Foster had been depressed and was prescribed the antidepressant trazodone over the phone by his Arkansas doctor. The next day, Foster was found dead at Fort Marcy Park in Virginia.

His autopsy determined that he was shot in the mouth.

No other wounds were found on his body.

Foster’s death was officially investigated five times, once by the United States Park Police and the FBI; once by Independent Counsel Robert B. Fiske; twice by Congress; and once by Independent Counsel Ken Starr.

By October 1997, Starr’s office concluded what all the other investigations did: Vince Foster took his own life.

For several years before that conclusion, though, the driving force behind Starr’s office’s interest in Foster’s death was a 30-year-old lawyer named Brett Kavanaugh.

Yep, the fella who fought for his life today in front of the Senate Judiciary Committee to become a United States Justice was at one time one of the prime movers and shakers of the fukakta idea that Bill and Hillary Clinton murdered their longtime friend and close adviser.

That’s the guy who today called Christine Blasey Ford’s charges “a calculated and orchestrated political hit, fueled with apparent pent-up anger about President Trump and the 2016 election.”

Kavanaugh was one of the original conspiracy engineers. He lit on fire the libelous notion that the President of the United States murdered his friend. And one foolish conspiracy theory carries others across the threshold. The President is a secret Muslim and wasn’t even born here. Death panels. FEMA camps. Benghazi. What about her emails. Lock her up.

And now, even at the precipice of working under the same roof where folks like Warren Burger and Thurgood Marshall toiled, he still can’t stop relying on the wickedest motors of humans.

I think Kavanaugh will be confirmed.

I don’t know if I think he shouldn’t be due to Christine Blasey Ford’s testimony.

But I do think he shouldn’t be confirmed because this is a guy who 50 years ago would have been running the mimeograph machine to hand out this week’s study of the Protocols at the meeting. Kavanaugh has proven himself to be an enormous part of the problem that is breaking this country. And he did nothing today to mitigate that concern.

John McCain

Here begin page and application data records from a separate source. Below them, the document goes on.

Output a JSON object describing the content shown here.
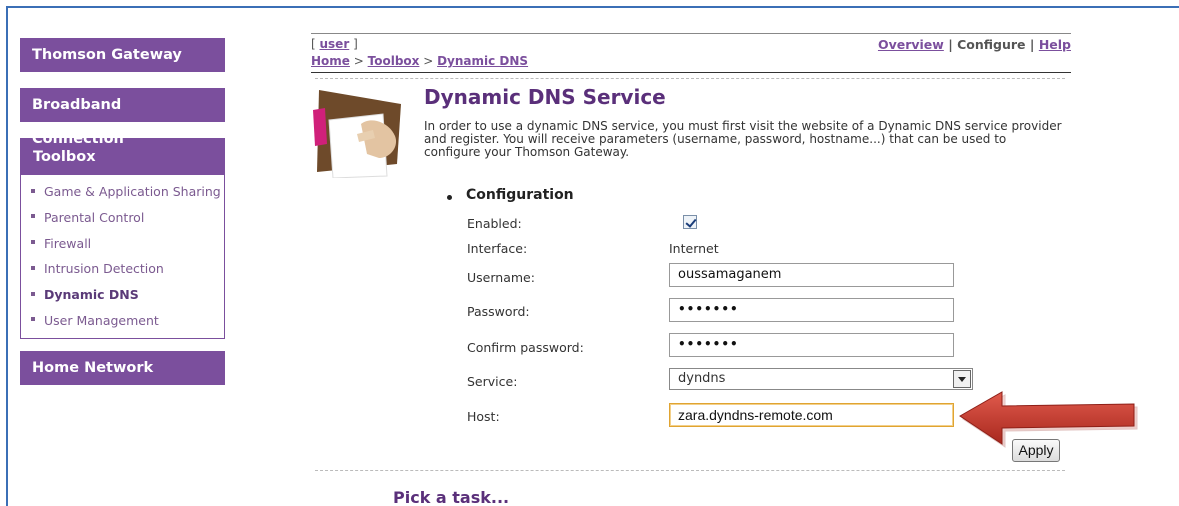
{
  "sidebar": {
    "sections": {
      "gateway": "Thomson Gateway",
      "broadband": "Broadband Connection",
      "toolbox": "Toolbox",
      "home_network": "Home Network"
    },
    "toolbox_items": [
      {
        "label": "Game & Application Sharing"
      },
      {
        "label": "Parental Control"
      },
      {
        "label": "Firewall"
      },
      {
        "label": "Intrusion Detection"
      },
      {
        "label": "Dynamic DNS",
        "active": true
      },
      {
        "label": "User Management"
      }
    ]
  },
  "header": {
    "user_open": "[ ",
    "user": "user",
    "user_close": " ]",
    "breadcrumb": {
      "home": "Home",
      "sep": " > ",
      "toolbox": "Toolbox",
      "current": "Dynamic DNS"
    },
    "nav": {
      "overview": "Overview",
      "sep": " | ",
      "configure": "Configure",
      "help": "Help"
    }
  },
  "main": {
    "title": "Dynamic DNS Service",
    "description": "In order to use a dynamic DNS service, you must first visit the website of a Dynamic DNS service provider and register. You will receive parameters (username, password, hostname...) that can be used to configure your Thomson Gateway.",
    "section_title": "Configuration",
    "form": {
      "enabled_label": "Enabled:",
      "enabled": true,
      "interface_label": "Interface:",
      "interface_value": "Internet",
      "username_label": "Username:",
      "username_value": "oussamaganem",
      "password_label": "Password:",
      "password_value": "•••••••",
      "confirm_label": "Confirm password:",
      "confirm_value": "•••••••",
      "service_label": "Service:",
      "service_value": "dyndns",
      "host_label": "Host:",
      "host_value": "zara.dyndns-remote.com"
    },
    "apply_label": "Apply",
    "pick_task": "Pick a task..."
  },
  "colors": {
    "brand_purple": "#7b4f9d",
    "title_purple": "#5a2f7a",
    "annotation_arrow": "#c0392b"
  }
}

I’ve been reading the accolades, what a great man John McCain was, blah, blah, blah. I’ve been especially struck by people referring to the time he told that crazy woman that Barack Obama was just alright with him when she expressed to him in some weird kind of pidgin that she feared him because she was convinced he was an “Arab.”

And all I’ve been able to think about that incident is that IT’S JUST HIM PISSING ON A HOUSE HE HELPED SET FIRE TO.

I have been wishing all day to find a writer who could sum it all up better than I ever could.

Thank you, BRANKO MARCETIC.